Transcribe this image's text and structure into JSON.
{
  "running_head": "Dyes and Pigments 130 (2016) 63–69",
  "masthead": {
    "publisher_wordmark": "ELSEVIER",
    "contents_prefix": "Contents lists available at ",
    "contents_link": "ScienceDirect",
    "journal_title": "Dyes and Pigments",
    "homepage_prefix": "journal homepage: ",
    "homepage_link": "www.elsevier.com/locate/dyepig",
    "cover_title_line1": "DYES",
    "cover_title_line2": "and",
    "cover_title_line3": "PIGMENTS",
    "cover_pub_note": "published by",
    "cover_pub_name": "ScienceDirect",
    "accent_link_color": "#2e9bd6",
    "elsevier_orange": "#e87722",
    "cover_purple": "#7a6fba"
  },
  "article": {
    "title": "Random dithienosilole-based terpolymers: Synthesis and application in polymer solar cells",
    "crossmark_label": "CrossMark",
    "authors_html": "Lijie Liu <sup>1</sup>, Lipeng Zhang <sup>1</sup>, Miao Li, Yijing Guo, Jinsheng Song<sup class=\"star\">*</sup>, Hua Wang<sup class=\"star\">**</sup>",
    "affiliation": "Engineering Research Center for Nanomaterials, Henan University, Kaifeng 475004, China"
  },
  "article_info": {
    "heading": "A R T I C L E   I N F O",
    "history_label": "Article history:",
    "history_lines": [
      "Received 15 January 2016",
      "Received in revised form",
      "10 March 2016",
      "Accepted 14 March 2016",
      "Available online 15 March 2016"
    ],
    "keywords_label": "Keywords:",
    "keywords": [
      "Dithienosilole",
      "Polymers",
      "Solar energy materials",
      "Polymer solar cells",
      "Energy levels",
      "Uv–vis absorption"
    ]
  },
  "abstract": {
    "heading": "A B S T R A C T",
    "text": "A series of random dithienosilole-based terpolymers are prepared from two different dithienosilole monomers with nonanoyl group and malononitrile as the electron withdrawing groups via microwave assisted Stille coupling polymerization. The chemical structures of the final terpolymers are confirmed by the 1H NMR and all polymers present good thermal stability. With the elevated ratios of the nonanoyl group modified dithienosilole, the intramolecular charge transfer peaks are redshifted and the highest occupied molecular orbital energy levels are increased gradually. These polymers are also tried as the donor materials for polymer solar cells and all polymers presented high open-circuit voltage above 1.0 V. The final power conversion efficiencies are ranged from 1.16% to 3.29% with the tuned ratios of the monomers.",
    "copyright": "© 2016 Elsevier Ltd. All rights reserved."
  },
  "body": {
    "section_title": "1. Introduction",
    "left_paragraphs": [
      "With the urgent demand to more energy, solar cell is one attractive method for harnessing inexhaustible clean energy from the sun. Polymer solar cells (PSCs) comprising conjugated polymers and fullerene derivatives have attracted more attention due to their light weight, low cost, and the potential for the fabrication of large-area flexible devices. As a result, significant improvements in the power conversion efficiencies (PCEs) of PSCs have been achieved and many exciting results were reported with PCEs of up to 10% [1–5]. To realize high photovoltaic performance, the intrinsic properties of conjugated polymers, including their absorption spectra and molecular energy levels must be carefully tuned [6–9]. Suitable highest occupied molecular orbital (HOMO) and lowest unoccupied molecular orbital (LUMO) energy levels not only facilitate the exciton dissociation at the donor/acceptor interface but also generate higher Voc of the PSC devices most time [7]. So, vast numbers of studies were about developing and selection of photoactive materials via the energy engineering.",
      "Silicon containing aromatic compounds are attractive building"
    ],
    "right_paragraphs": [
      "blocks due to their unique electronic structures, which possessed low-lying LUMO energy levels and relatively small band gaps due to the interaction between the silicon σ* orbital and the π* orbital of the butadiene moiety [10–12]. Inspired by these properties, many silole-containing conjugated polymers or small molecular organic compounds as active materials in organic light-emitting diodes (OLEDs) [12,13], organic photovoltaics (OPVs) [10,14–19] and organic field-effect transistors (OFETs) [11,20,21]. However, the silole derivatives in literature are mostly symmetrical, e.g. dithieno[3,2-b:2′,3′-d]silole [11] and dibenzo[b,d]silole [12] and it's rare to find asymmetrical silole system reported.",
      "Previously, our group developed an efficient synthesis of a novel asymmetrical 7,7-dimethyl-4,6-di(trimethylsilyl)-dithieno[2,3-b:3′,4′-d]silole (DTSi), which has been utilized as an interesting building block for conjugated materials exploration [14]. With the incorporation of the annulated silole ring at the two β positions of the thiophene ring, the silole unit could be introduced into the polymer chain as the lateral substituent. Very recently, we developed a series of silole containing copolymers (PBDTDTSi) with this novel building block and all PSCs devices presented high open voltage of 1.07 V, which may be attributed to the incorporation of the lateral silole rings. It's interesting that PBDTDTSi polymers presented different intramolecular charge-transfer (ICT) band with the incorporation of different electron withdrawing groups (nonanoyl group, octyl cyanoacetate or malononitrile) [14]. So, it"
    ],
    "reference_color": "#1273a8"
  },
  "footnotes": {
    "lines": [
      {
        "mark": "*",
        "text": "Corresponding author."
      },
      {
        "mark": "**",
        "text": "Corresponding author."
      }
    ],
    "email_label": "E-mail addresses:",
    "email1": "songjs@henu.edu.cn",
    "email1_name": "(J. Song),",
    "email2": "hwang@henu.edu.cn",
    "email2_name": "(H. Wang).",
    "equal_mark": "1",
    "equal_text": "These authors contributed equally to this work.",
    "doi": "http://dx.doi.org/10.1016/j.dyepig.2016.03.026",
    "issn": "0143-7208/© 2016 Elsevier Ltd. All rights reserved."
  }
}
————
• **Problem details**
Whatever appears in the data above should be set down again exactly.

• **Problem solution**
Transcribe this image's text and structure into JSON.
{
  "running_head": "Dyes and Pigments 130 (2016) 63–69",
  "masthead": {
    "publisher_wordmark": "ELSEVIER",
    "contents_prefix": "Contents lists available at ",
    "contents_link": "ScienceDirect",
    "journal_title": "Dyes and Pigments",
    "homepage_prefix": "journal homepage: ",
    "homepage_link": "www.elsevier.com/locate/dyepig",
    "cover_title_line1": "DYES",
    "cover_title_line2": "and",
    "cover_title_line3": "PIGMENTS",
    "cover_pub_note": "published by",
    "cover_pub_name": "ScienceDirect",
    "accent_link_color": "#2e9bd6",
    "elsevier_orange": "#e87722",
    "cover_purple": "#7a6fba"
  },
  "article": {
    "title": "Random dithienosilole-based terpolymers: Synthesis and application in polymer solar cells",
    "crossmark_label": "CrossMark",
    "authors_html": "Lijie Liu <sup>1</sup>, Lipeng Zhang <sup>1</sup>, Miao Li, Yijing Guo, Jinsheng Song<sup class=\"star\">*</sup>, Hua Wang<sup class=\"star\">**</sup>",
    "affiliation": "Engineering Research Center for Nanomaterials, Henan University, Kaifeng 475004, China"
  },
  "article_info": {
    "heading": "A R T I C L E   I N F O",
    "history_label": "Article history:",
    "history_lines": [
      "Received 15 January 2016",
      "Received in revised form",
      "10 March 2016",
      "Accepted 14 March 2016",
      "Available online 15 March 2016"
    ],
    "keywords_label": "Keywords:",
    "keywords": [
      "Dithienosilole",
      "Polymers",
      "Solar energy materials",
      "Polymer solar cells",
      "Energy levels",
      "Uv–vis absorption"
    ]
  },
  "abstract": {
    "heading": "A B S T R A C T",
    "text": "A series of random dithienosilole-based terpolymers are prepared from two different dithienosilole monomers with nonanoyl group and malononitrile as the electron withdrawing groups via microwave assisted Stille coupling polymerization. The chemical structures of the final terpolymers are confirmed by the 1H NMR and all polymers present good thermal stability. With the elevated ratios of the nonanoyl group modified dithienosilole, the intramolecular charge transfer peaks are redshifted and the highest occupied molecular orbital energy levels are increased gradually. These polymers are also tried as the donor materials for polymer solar cells and all polymers presented high open-circuit voltage above 1.0 V. The final power conversion efficiencies are ranged from 1.16% to 3.29% with the tuned ratios of the monomers.",
    "copyright": "© 2016 Elsevier Ltd. All rights reserved."
  },
  "body": {
    "section_title": "1. Introduction",
    "left_paragraphs": [
      "With the urgent demand to more energy, solar cell is one attractive method for harnessing inexhaustible clean energy from the sun. Polymer solar cells (PSCs) comprising conjugated polymers and fullerene derivatives have attracted more attention due to their light weight, low cost, and the potential for the fabrication of large-area flexible devices. As a result, significant improvements in the power conversion efficiencies (PCEs) of PSCs have been achieved and many exciting results were reported with PCEs of up to 10% [1–5]. To realize high photovoltaic performance, the intrinsic properties of conjugated polymers, including their absorption spectra and molecular energy levels must be carefully tuned [6–9]. Suitable highest occupied molecular orbital (HOMO) and lowest unoccupied molecular orbital (LUMO) energy levels not only facilitate the exciton dissociation at the donor/acceptor interface but also generate higher Voc of the PSC devices most time [7]. So, vast numbers of studies were about developing and selection of photoactive materials via the energy engineering.",
      "Silicon containing aromatic compounds are attractive building"
    ],
    "right_paragraphs": [
      "blocks due to their unique electronic structures, which possessed low-lying LUMO energy levels and relatively small band gaps due to the interaction between the silicon σ* orbital and the π* orbital of the butadiene moiety [10–12]. Inspired by these properties, many silole-containing conjugated polymers or small molecular organic compounds as active materials in organic light-emitting diodes (OLEDs) [12,13], organic photovoltaics (OPVs) [10,14–19] and organic field-effect transistors (OFETs) [11,20,21]. However, the silole derivatives in literature are mostly symmetrical, e.g. dithieno[3,2-b:2′,3′-d]silole [11] and dibenzo[b,d]silole [12] and it's rare to find asymmetrical silole system reported.",
      "Previously, our group developed an efficient synthesis of a novel asymmetrical 7,7-dimethyl-4,6-di(trimethylsilyl)-dithieno[2,3-b:3′,4′-d]silole (DTSi), which has been utilized as an interesting building block for conjugated materials exploration [14]. With the incorporation of the annulated silole ring at the two β positions of the thiophene ring, the silole unit could be introduced into the polymer chain as the lateral substituent. Very recently, we developed a series of silole containing copolymers (PBDTDTSi) with this novel building block and all PSCs devices presented high open voltage of 1.07 V, which may be attributed to the incorporation of the lateral silole rings. It's interesting that PBDTDTSi polymers presented different intramolecular charge-transfer (ICT) band with the incorporation of different electron withdrawing groups (nonanoyl group, octyl cyanoacetate or malononitrile) [14]. So, it"
    ],
    "reference_color": "#1273a8"
  },
  "footnotes": {
    "lines": [
      {
        "mark": "*",
        "text": "Corresponding author."
      },
      {
        "mark": "**",
        "text": "Corresponding author."
      }
    ],
    "email_label": "E-mail addresses:",
    "email1": "songjs@henu.edu.cn",
    "email1_name": "(J. Song),",
    "email2": "hwang@henu.edu.cn",
    "email2_name": "(H. Wang).",
    "equal_mark": "1",
    "equal_text": "These authors contributed equally to this work.",
    "doi": "http://dx.doi.org/10.1016/j.dyepig.2016.03.026",
    "issn": "0143-7208/© 2016 Elsevier Ltd. All rights reserved."
  }
}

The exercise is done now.